> [Problem to work on] Write out the entries exactly, pictures excluded.

Website and app data records
————
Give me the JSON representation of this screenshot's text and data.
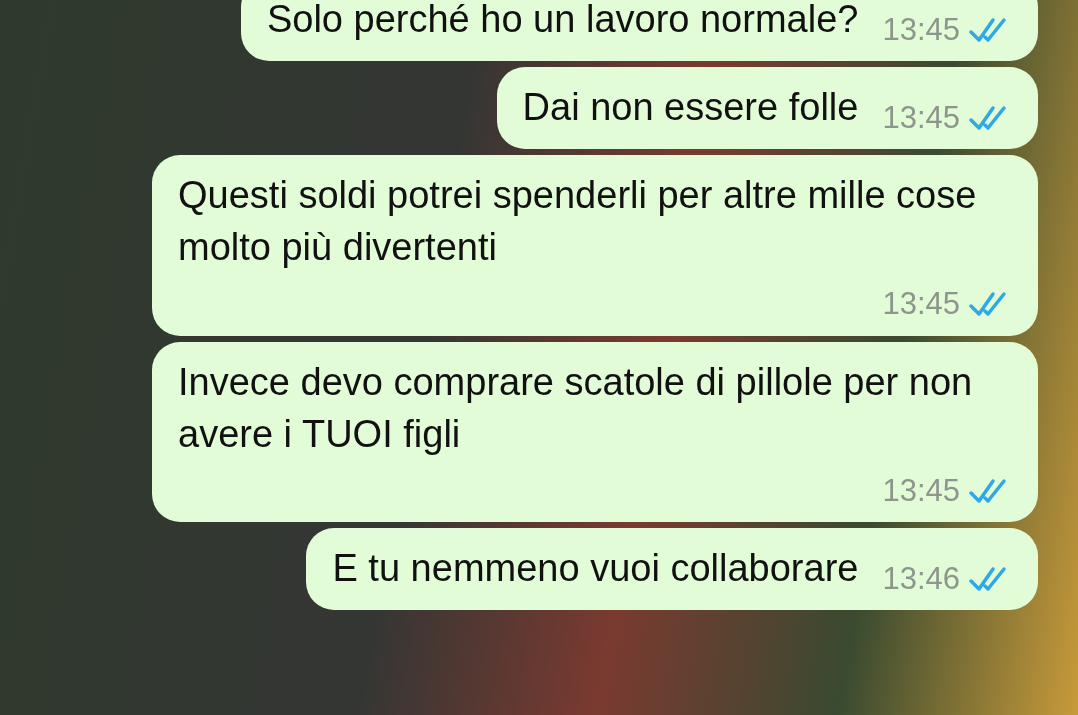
{
  "messages": [
    {
      "text": "Solo perché ho un lavoro normale?",
      "time": "13:45",
      "read": true
    },
    {
      "text": "Dai non essere folle",
      "time": "13:45",
      "read": true
    },
    {
      "text": "Questi soldi potrei spenderli per altre mille cose molto più divertenti",
      "time": "13:45",
      "read": true
    },
    {
      "text": "Invece devo comprare scatole di pillole per non avere i TUOI figli",
      "time": "13:45",
      "read": true
    },
    {
      "text": "E tu nemmeno vuoi collaborare",
      "time": "13:46",
      "read": true
    }
  ]
}
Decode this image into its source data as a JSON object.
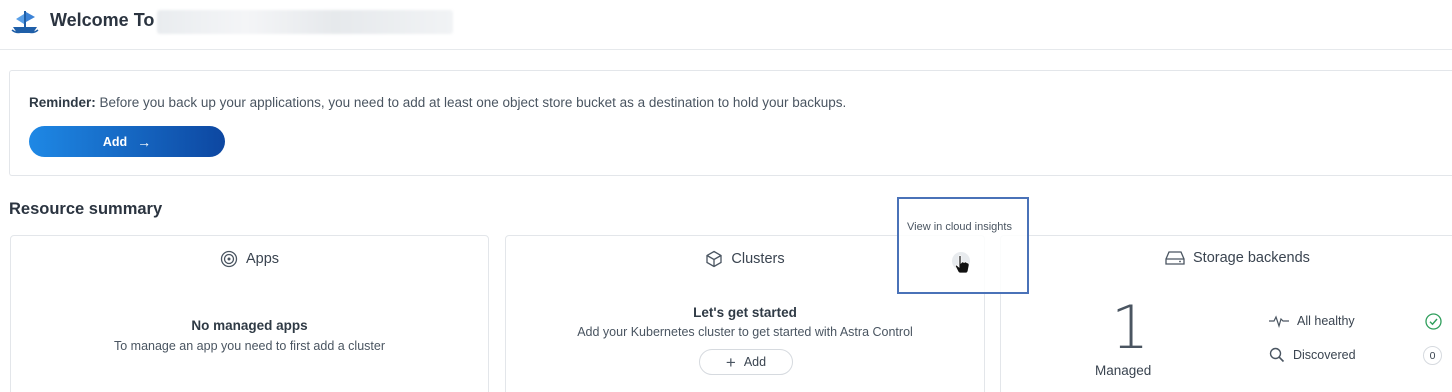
{
  "header": {
    "welcome_label": "Welcome To",
    "logo_icon": "astra-ship-icon"
  },
  "reminder": {
    "label": "Reminder:",
    "text": " Before you back up your applications, you need to add at least one object store bucket as a destination to hold your backups.",
    "button_label": "Add",
    "button_icon": "arrow-right-icon"
  },
  "resource_summary": {
    "title": "Resource summary",
    "apps": {
      "title": "Apps",
      "icon": "apps-icon",
      "empty_title": "No managed apps",
      "empty_text": "To manage an app you need to first add a cluster"
    },
    "clusters": {
      "title": "Clusters",
      "icon": "cube-icon",
      "empty_title": "Let's get started",
      "empty_text": "Add your Kubernetes cluster to get started with Astra Control",
      "add_label": "Add"
    },
    "storage": {
      "title": "Storage backends",
      "icon": "drive-icon",
      "count": "1",
      "count_label": "Managed",
      "healthy_label": "All healthy",
      "discovered_label": "Discovered",
      "discovered_count": "0"
    }
  },
  "tooltip": {
    "text": "View in cloud insights"
  },
  "colors": {
    "accent": "#1565c0",
    "highlight_border": "#4a72b8",
    "healthy": "#2e9e5b"
  }
}
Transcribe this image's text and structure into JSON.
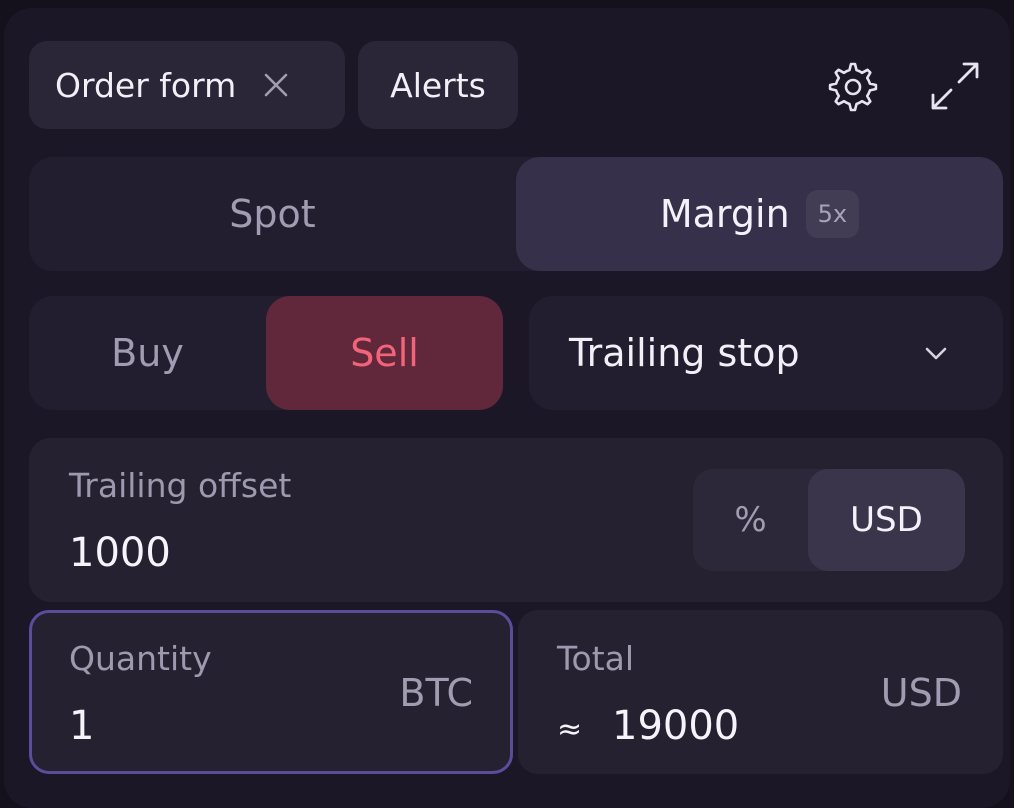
{
  "tabs": [
    {
      "label": "Order form"
    },
    {
      "label": "Alerts"
    }
  ],
  "icons": {
    "close": "close-icon",
    "settings": "gear-icon",
    "expand": "expand-icon",
    "dropdown": "chevron-down-icon"
  },
  "market_type": {
    "spot_label": "Spot",
    "margin_label": "Margin",
    "leverage_badge": "5x",
    "selected": "Margin"
  },
  "side": {
    "buy_label": "Buy",
    "sell_label": "Sell",
    "selected": "Sell"
  },
  "order_type": {
    "value": "Trailing stop"
  },
  "trailing_offset": {
    "label": "Trailing offset",
    "value": "1000",
    "unit_percent": "%",
    "unit_usd": "USD",
    "selected_unit": "USD"
  },
  "quantity": {
    "label": "Quantity",
    "value": "1",
    "unit": "BTC"
  },
  "total": {
    "label": "Total",
    "prefix": "≈",
    "value": "19000",
    "unit": "USD"
  },
  "colors": {
    "background": "#1c1727",
    "sell_accent": "#f26479",
    "sell_bg": "#61283c",
    "focus_border": "#5b4c9c"
  }
}
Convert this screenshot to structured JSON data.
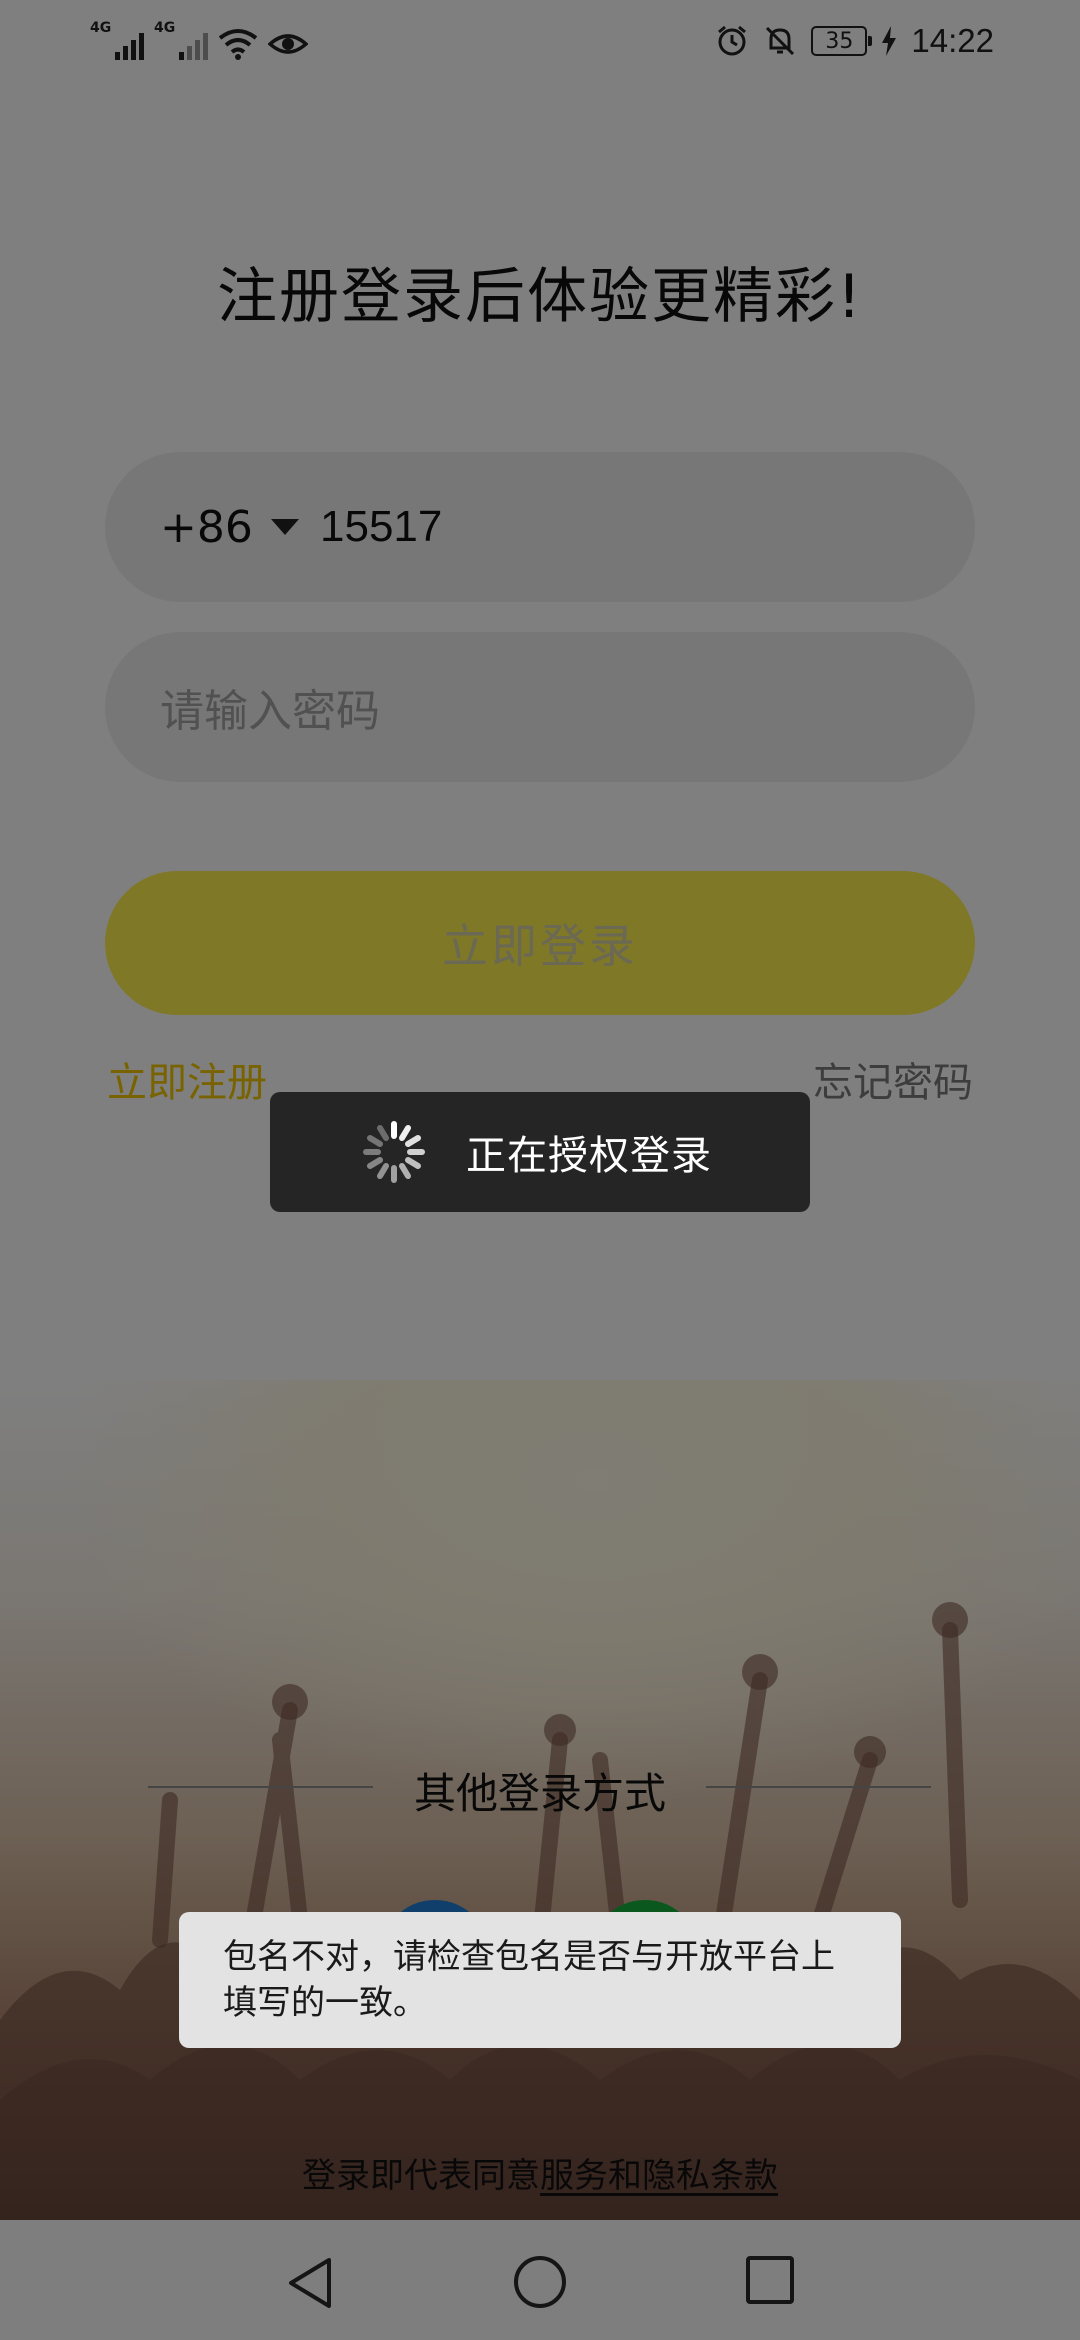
{
  "status_bar": {
    "sim1": "4G",
    "sim2": "4G",
    "battery": "35",
    "time": "14:22"
  },
  "headline": "注册登录后体验更精彩!",
  "phone": {
    "country_code": "+86",
    "value": "15517"
  },
  "password": {
    "placeholder": "请输入密码"
  },
  "login_button": "立即登录",
  "register_link": "立即注册",
  "forgot_link": "忘记密码",
  "other_login": "其他登录方式",
  "terms": {
    "prefix": "登录即代表同意",
    "link": "服务和隐私条款"
  },
  "loading": {
    "text": "正在授权登录"
  },
  "toast": {
    "message": "包名不对，请检查包名是否与开放平台上填写的一致。"
  },
  "colors": {
    "accent": "#fef04f",
    "register": "#f1c700",
    "wechat": "#14b13a",
    "qq": "#1f7fd4"
  },
  "icons": [
    "signal-icon",
    "wifi-icon",
    "eye-icon",
    "alarm-icon",
    "bell-off-icon",
    "battery-icon",
    "charging-icon",
    "dropdown-icon",
    "spinner-icon",
    "back-icon",
    "home-icon",
    "recent-apps-icon"
  ]
}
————
> [Task response]
Give me the JSON representation of this screenshot's text and data.
{
  "messages": [
    {
      "text": "Solo perché ho un lavoro normale?",
      "time": "13:45",
      "read": true
    },
    {
      "text": "Dai non essere folle",
      "time": "13:45",
      "read": true
    },
    {
      "text": "Questi soldi potrei spenderli per altre mille cose molto più divertenti",
      "time": "13:45",
      "read": true
    },
    {
      "text": "Invece devo comprare scatole di pillole per non avere i TUOI figli",
      "time": "13:45",
      "read": true
    },
    {
      "text": "E tu nemmeno vuoi collaborare",
      "time": "13:46",
      "read": true
    }
  ]
}
Decode this image into its source data as a JSON object.
{
  "header": {
    "welcome_label": "Welcome To",
    "logo_icon": "astra-ship-icon"
  },
  "reminder": {
    "label": "Reminder:",
    "text": " Before you back up your applications, you need to add at least one object store bucket as a destination to hold your backups.",
    "button_label": "Add",
    "button_icon": "arrow-right-icon"
  },
  "resource_summary": {
    "title": "Resource summary",
    "apps": {
      "title": "Apps",
      "icon": "apps-icon",
      "empty_title": "No managed apps",
      "empty_text": "To manage an app you need to first add a cluster"
    },
    "clusters": {
      "title": "Clusters",
      "icon": "cube-icon",
      "empty_title": "Let's get started",
      "empty_text": "Add your Kubernetes cluster to get started with Astra Control",
      "add_label": "Add"
    },
    "storage": {
      "title": "Storage backends",
      "icon": "drive-icon",
      "count": "1",
      "count_label": "Managed",
      "healthy_label": "All healthy",
      "discovered_label": "Discovered",
      "discovered_count": "0"
    }
  },
  "tooltip": {
    "text": "View in cloud insights"
  },
  "colors": {
    "accent": "#1565c0",
    "highlight_border": "#4a72b8",
    "healthy": "#2e9e5b"
  }
}
Transcribe this image's text and structure into JSON.
{
  "tabs": [
    {
      "label": "Order form"
    },
    {
      "label": "Alerts"
    }
  ],
  "icons": {
    "close": "close-icon",
    "settings": "gear-icon",
    "expand": "expand-icon",
    "dropdown": "chevron-down-icon"
  },
  "market_type": {
    "spot_label": "Spot",
    "margin_label": "Margin",
    "leverage_badge": "5x",
    "selected": "Margin"
  },
  "side": {
    "buy_label": "Buy",
    "sell_label": "Sell",
    "selected": "Sell"
  },
  "order_type": {
    "value": "Trailing stop"
  },
  "trailing_offset": {
    "label": "Trailing offset",
    "value": "1000",
    "unit_percent": "%",
    "unit_usd": "USD",
    "selected_unit": "USD"
  },
  "quantity": {
    "label": "Quantity",
    "value": "1",
    "unit": "BTC"
  },
  "total": {
    "label": "Total",
    "prefix": "≈",
    "value": "19000",
    "unit": "USD"
  },
  "colors": {
    "background": "#1c1727",
    "sell_accent": "#f26479",
    "sell_bg": "#61283c",
    "focus_border": "#5b4c9c"
  }
}
Convert this screenshot to structured JSON data.
{
  "status_bar": {
    "sim1": "4G",
    "sim2": "4G",
    "battery": "35",
    "time": "14:22"
  },
  "headline": "注册登录后体验更精彩!",
  "phone": {
    "country_code": "+86",
    "value": "15517"
  },
  "password": {
    "placeholder": "请输入密码"
  },
  "login_button": "立即登录",
  "register_link": "立即注册",
  "forgot_link": "忘记密码",
  "other_login": "其他登录方式",
  "terms": {
    "prefix": "登录即代表同意",
    "link": "服务和隐私条款"
  },
  "loading": {
    "text": "正在授权登录"
  },
  "toast": {
    "message": "包名不对，请检查包名是否与开放平台上填写的一致。"
  },
  "colors": {
    "accent": "#fef04f",
    "register": "#f1c700",
    "wechat": "#14b13a",
    "qq": "#1f7fd4"
  },
  "icons": [
    "signal-icon",
    "wifi-icon",
    "eye-icon",
    "alarm-icon",
    "bell-off-icon",
    "battery-icon",
    "charging-icon",
    "dropdown-icon",
    "spinner-icon",
    "back-icon",
    "home-icon",
    "recent-apps-icon"
  ]
}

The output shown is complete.